If a contract is for warrants, rights, convertible securities or other securities which (i) have been called for redemption; (ii) are due to expire by their terms; (iii) are the subject of a tender or exchange offer; or (iv) are subject to other expiring events such as a record date for the underlying security and the last day on which the securities must be delivered or surrendered (the expiration date) is the settlement date of the contract or later the receiving member may deliver a Liability Notice to the delivering member as an alternative to the close-out procedures set forth in paragraphs (a) through (g). When the parties to a contract are both participants in a registered clearing agency that has an automated service for notifying a failing party of the liability that will be attendant to a failure to deliver, the transmission of the liability notice must be accomplished through the use of said automated notification service. When the parties to a contract are not both participants in a registered clearing agency that has an automated service for notifying a failing party of the liability that will be attendant to a failure to deliver, [S]such [N]notice must be issued using written or comparable electronic media having immediate receipt capabilities no later than one business day prior to the latest time and the date of the offer or other event in order to obtain the protection provided by this Rule.

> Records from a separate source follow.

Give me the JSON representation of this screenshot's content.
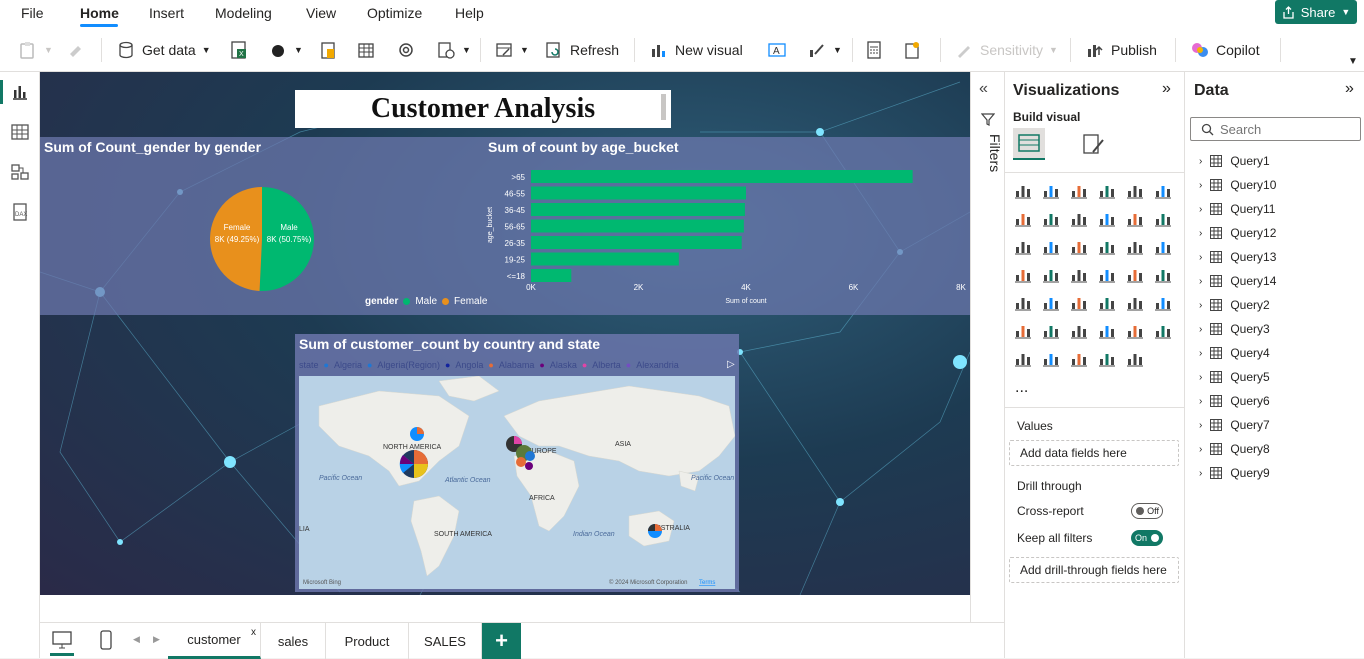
{
  "menu": {
    "items": [
      "File",
      "Home",
      "Insert",
      "Modeling",
      "View",
      "Optimize",
      "Help"
    ],
    "active": "Home",
    "share": "Share"
  },
  "ribbon": {
    "get_data": "Get data",
    "refresh": "Refresh",
    "new_visual": "New visual",
    "sensitivity": "Sensitivity",
    "publish": "Publish",
    "copilot": "Copilot"
  },
  "report": {
    "title": "Customer Analysis",
    "gender_chart": {
      "title": "Sum of Count_gender by gender",
      "legend_title": "gender",
      "legend": [
        "Male",
        "Female"
      ],
      "labels": {
        "female": "Female",
        "female_val": "8K (49.25%)",
        "male": "Male",
        "male_val": "8K (50.75%)"
      }
    },
    "age_chart": {
      "title": "Sum of count by age_bucket",
      "ylabel": "age_bucket",
      "xlabel": "Sum of count",
      "ticks": [
        "0K",
        "2K",
        "4K",
        "6K",
        "8K"
      ]
    },
    "map_chart": {
      "title": "Sum of customer_count by country and state",
      "legend_prefix": "state",
      "legend": [
        "Algeria",
        "Algeria(Region)",
        "Angola",
        "Alabama",
        "Alaska",
        "Alberta",
        "Alexandria"
      ],
      "labels": {
        "na": "NORTH AMERICA",
        "sa": "SOUTH AMERICA",
        "eu": "EUROPE",
        "af": "AFRICA",
        "as": "ASIA",
        "au": "AUSTRALIA",
        "pac1": "Pacific Ocean",
        "pac2": "Pacific Ocean",
        "atl": "Atlantic Ocean",
        "ind": "Indian Ocean",
        "lia": "LIA",
        "bing": "Microsoft Bing",
        "copyright": "© 2024 Microsoft Corporation",
        "terms": "Terms"
      }
    }
  },
  "chart_data": [
    {
      "type": "pie",
      "title": "Sum of Count_gender by gender",
      "categories": [
        "Male",
        "Female"
      ],
      "values": [
        50.75,
        49.25
      ],
      "legend_title": "gender",
      "colors": {
        "Male": "#00b870",
        "Female": "#e8901c"
      }
    },
    {
      "type": "bar",
      "title": "Sum of count by age_bucket",
      "xlabel": "Sum of count",
      "ylabel": "age_bucket",
      "categories": [
        ">65",
        "46-55",
        "36-45",
        "56-65",
        "26-35",
        "19-25",
        "<=18"
      ],
      "values": [
        7100,
        4000,
        3980,
        3960,
        3920,
        2750,
        750
      ],
      "xlim": [
        0,
        8000
      ],
      "color": "#00b870"
    }
  ],
  "filters": {
    "label": "Filters"
  },
  "viz": {
    "title": "Visualizations",
    "build": "Build visual",
    "values_label": "Values",
    "add_fields": "Add data fields here",
    "drill": "Drill through",
    "cross": "Cross-report",
    "cross_state": "Off",
    "keep": "Keep all filters",
    "keep_state": "On",
    "add_drill": "Add drill-through fields here",
    "more": "..."
  },
  "data": {
    "title": "Data",
    "search_placeholder": "Search",
    "queries": [
      "Query1",
      "Query10",
      "Query11",
      "Query12",
      "Query13",
      "Query14",
      "Query2",
      "Query3",
      "Query4",
      "Query5",
      "Query6",
      "Query7",
      "Query8",
      "Query9"
    ]
  },
  "tabs": {
    "pages": [
      "customer",
      "sales",
      "Product",
      "SALES"
    ],
    "active": "customer",
    "close": "x",
    "add": "+"
  },
  "colors": {
    "accent": "#117865",
    "green": "#00b870",
    "orange": "#e8901c"
  }
}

Speech by SEC Chairman Cox on Proposed Amendments to Regulation SHO
12 July 2006
The next item on our agenda is the serious problem of abusive naked short sales, which can be used as a tool to drive down a company’s stock price to the detriment of all of its investors. The Commission is particularly concerned about persistent failures to deliver in the market for some securities that may be due to loopholes in the Commission’s Regulation SHO, adopted just two years ago.

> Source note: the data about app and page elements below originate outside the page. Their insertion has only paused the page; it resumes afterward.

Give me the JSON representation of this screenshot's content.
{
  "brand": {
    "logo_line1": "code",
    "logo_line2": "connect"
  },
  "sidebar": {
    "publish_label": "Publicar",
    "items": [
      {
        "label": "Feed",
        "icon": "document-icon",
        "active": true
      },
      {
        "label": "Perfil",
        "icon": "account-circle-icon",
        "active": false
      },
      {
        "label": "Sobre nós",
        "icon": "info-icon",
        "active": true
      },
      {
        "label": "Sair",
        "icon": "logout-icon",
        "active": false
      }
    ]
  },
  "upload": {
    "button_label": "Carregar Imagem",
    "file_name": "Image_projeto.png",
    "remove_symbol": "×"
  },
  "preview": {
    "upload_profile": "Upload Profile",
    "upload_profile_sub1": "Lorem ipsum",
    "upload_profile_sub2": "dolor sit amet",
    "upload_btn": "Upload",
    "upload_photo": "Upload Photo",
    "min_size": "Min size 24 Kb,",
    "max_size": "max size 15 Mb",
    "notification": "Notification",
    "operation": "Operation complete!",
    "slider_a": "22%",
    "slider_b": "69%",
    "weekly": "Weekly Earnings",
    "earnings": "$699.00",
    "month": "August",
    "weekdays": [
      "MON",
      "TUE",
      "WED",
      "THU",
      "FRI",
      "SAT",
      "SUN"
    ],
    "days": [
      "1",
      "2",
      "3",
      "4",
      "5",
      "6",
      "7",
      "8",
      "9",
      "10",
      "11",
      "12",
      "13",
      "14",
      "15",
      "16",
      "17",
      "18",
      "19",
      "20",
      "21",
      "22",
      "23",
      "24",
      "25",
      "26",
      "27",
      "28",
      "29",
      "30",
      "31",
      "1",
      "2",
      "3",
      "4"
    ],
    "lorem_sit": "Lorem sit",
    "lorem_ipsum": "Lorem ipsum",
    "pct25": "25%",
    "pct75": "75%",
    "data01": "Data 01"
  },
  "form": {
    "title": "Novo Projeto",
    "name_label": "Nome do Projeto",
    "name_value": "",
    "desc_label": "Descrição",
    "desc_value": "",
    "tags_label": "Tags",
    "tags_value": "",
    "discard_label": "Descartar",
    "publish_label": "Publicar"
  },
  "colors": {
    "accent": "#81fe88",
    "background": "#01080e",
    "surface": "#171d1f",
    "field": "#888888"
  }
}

Read full transcript.
Short Sales; Final Rule and Notice
Federal Register, 6 August 2004
The Securities and Exchange Commission (‘‘Commission’’) is adopting new Regulation SHO, under the Securities Exchange Act of 1934 (‘‘Exchange Act’’).
PDF (25 pages): Short Sales; Final Rule and Notice
The Depository Trust Company Rulemaking Order Granting Approval of a Proposed Rule Change Concerning Requests for Withdrawal of Certificates by Issuers
Securities and Exchange Commission, 4 June 2003
On February 3, 2003, The Depository Trust Company filed with the Securities and Exchange Commission (“Commission”) and on February 11, 2003, amended proposed rule change SR-DTC-2003-02 pursuant to Section 19(b)(1) of the Securities Exchange Act of 1934 (“Act”).1 Notice of the proposal was published in the Federal Register on February 22, 2003.2 Eighty-nine comment letters were received.3 For the reasons discussed below, the Commission is granting approval of the proposed rule change.
Read full notice.